But, by God, they have to show signs that they have addressed some of the issues from seasons past. You know them, the last umpteen that have produced little but ignominy for this once proud franchise. They have to show a collective nous and backbone that has been badly missing for the last half-decade or more. They have to demonstrate a winning culture that recognises the importance of matters such as field position, time and score and prevailing conditions.
They have to play with fire and passion as well as smarts and cunning; they have to have each other's backs, understand the big moments when they come up and mix their undoubted flair and creativity with more intrinsic qualities such as power, discipline and defence.
Most importantly, they have to demonstrate palpably, to their fans, their critics and themselves, that the lame outfit that pretty much mailed in the back half of their dispiriting 2018 season will never be seen again in these blue jerseys. That they have too much pride to roll that out again.
Hope springs eternal in the big city, as it often does at this time of the year. But this time it's different.
The wheels have been turning vigorously behind the scenes. There has been a cleanout in the boardroom and the coaching setup. Attitudes and relationships within the franchise have been flipped. Auckland's success in the provincial premiership has been embraced. Young faces have been added to the player group, a couple of older ones too, and a major piece of Crusaders intellectual property installed.
That would be MacDonald who played 122 matches between 1997 and 2009 for the Red and Blacks, and knows a fair bit about the makeup of a successful franchise. Throw in the 2017 title-winning season as an assistant coach down there, and he brings to his new role as Blues head coach fair lashings of red and black.

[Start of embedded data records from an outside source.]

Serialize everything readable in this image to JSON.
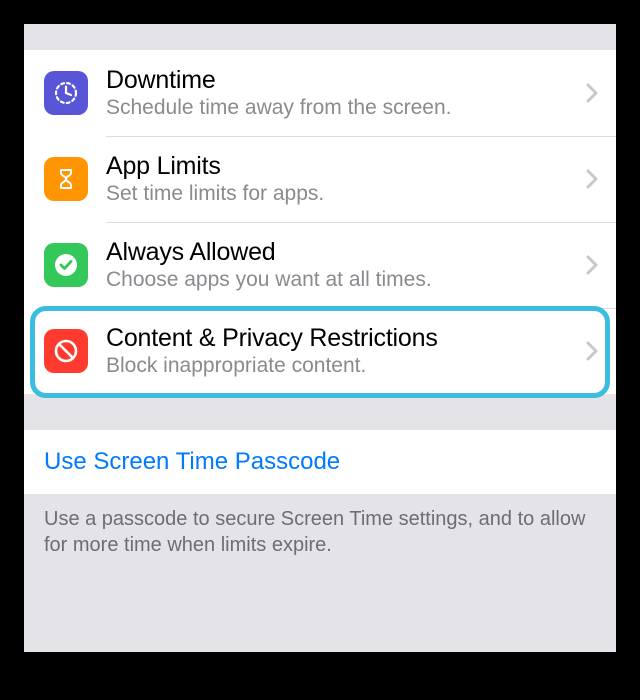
{
  "rows": [
    {
      "title": "Downtime",
      "subtitle": "Schedule time away from the screen.",
      "icon": "downtime-icon",
      "color": "#5856d6"
    },
    {
      "title": "App Limits",
      "subtitle": "Set time limits for apps.",
      "icon": "hourglass-icon",
      "color": "#ff9500"
    },
    {
      "title": "Always Allowed",
      "subtitle": "Choose apps you want at all times.",
      "icon": "check-icon",
      "color": "#34c759"
    },
    {
      "title": "Content & Privacy Restrictions",
      "subtitle": "Block inappropriate content.",
      "icon": "restrict-icon",
      "color": "#ff3b30"
    }
  ],
  "link": {
    "label": "Use Screen Time Passcode"
  },
  "footer": "Use a passcode to secure Screen Time settings, and to allow for more time when limits expire."
}
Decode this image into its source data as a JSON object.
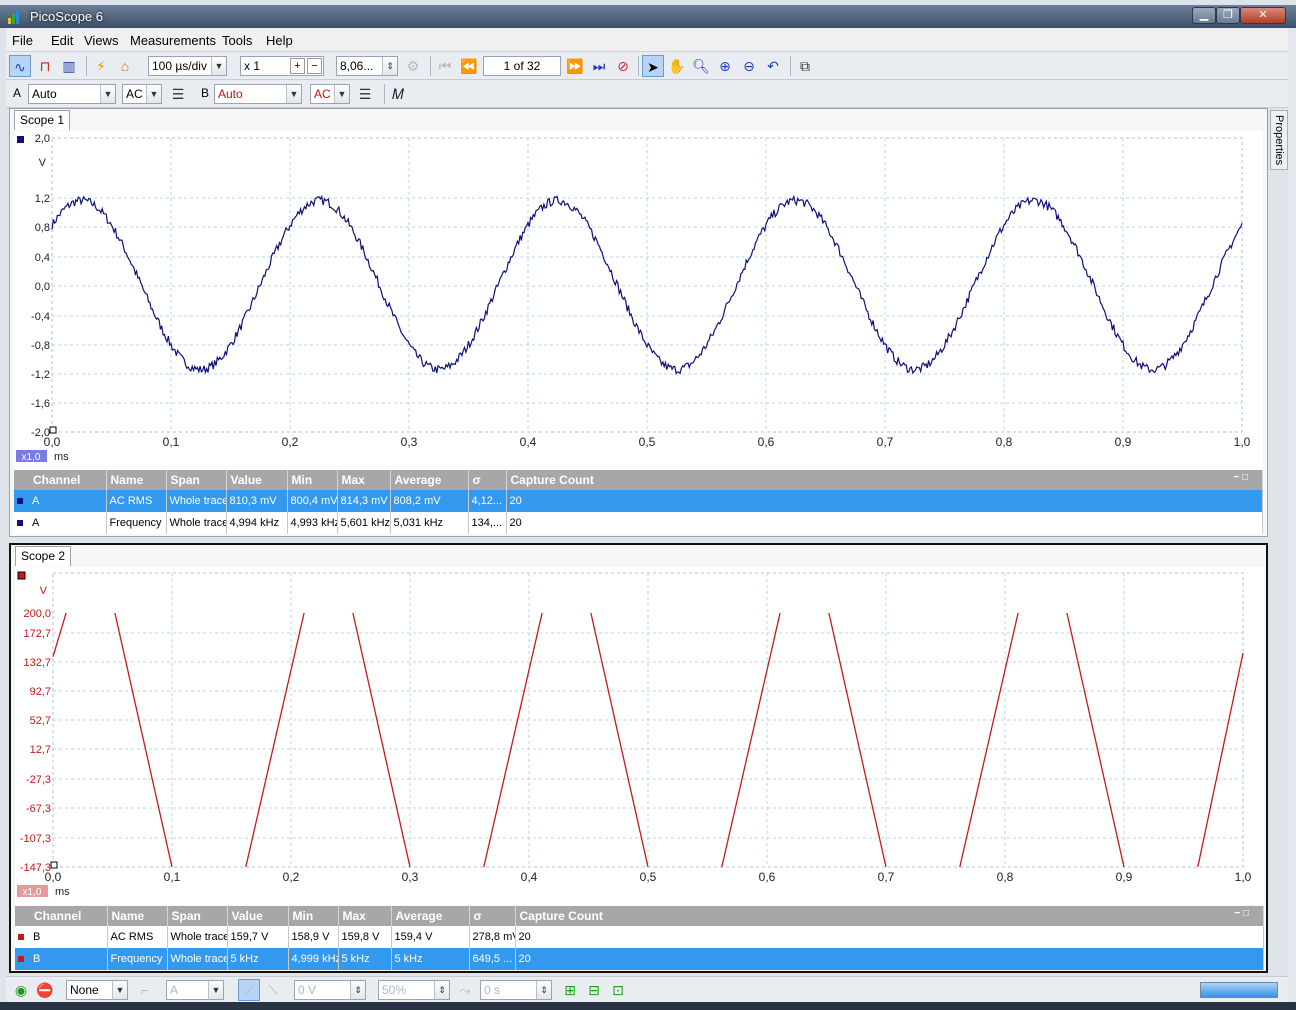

"The way you coach is made up of years and years of playing with different teams and under different coaches and you form your own formula from that," explained MacDonald when asked if he had introduced aspects of the Crusaders culture to his new gig. "There have been things I've learned as a Crusaders player and my time coaching but also from my time with Tasman as well.
"I'm very fortunate I've got a lot of good mentors I talk to regularly and am always trying to improve as a coach. You end up with your own formula in the end, but there will elements of my time in the Crusaders."
Translation: You betya.
MacDonald sends out a pretty handy lineup that has been influenced by protocols around All Blacks. He has three of November's tourists in his starting lineup and another three on his bench.
It's a group that looks to have a good mix of resilience and brilliance. Men like Otere Black and Michael Collins in the backs and Patty Tuipulotu and Dalton Papalii up front will keep things smart and sensible and direct, while the Ioane brothers, Melani Nanai, TJ Faiane and a certain Ma'a Nonu will likely provide the flash and dash.
The Crusaders have chosen a very good team themselves, with all their heavy-hitters apart from the aforementioned resting trio. They are riding an eight-match win streak against the Blues and have not lost on Eden Park since 2014.
They will back their outstanding systems and collective resilience to blunt whatever comes their way. It's what they do. But it's what the Blues do that will be watched most closely.
AT A GLANCE
Blues: Michael Collins, Melani Nanai, Ma'a Nonu, TJ Faiane, Rieko Ioane, Otere Black, Jonathan Ruru; Akira Ioane, Dalton Papalii, Tom Robinson, Josh Goodhue, Patrick Tuipulotu (capt), Sione Mafileo, James Parsons, Alex Hodgman. Reserves: Matt Moulds, Karl Tu'inukuafe, Ofa Tu'ungafasi, Gerard Cowley-Tuioti, Matt Matich, Augustine Pulu, Harry Plummer, Sonny Bill Williams.
Crusaders: David Havili, Manasa Mataele, Braydon Ennor, Ryan Crotty, George Bridge, Richie Mo'unga, Bryn Hall, Whetukamokamo Douglas, Matt Todd (c), Jordan Taufua, Quinten Strange, Scott Barrett, Owen Franks, Andrew Makalio, Joe Moody. Reserves: Ben Funnell, Tim Perry, Michael Alaalatoa, Luke Romano, Tom Sanders, Mitchell Drummond, Mitchell Hunt, Will Jordan.
Referee: Nick Briant (NZ).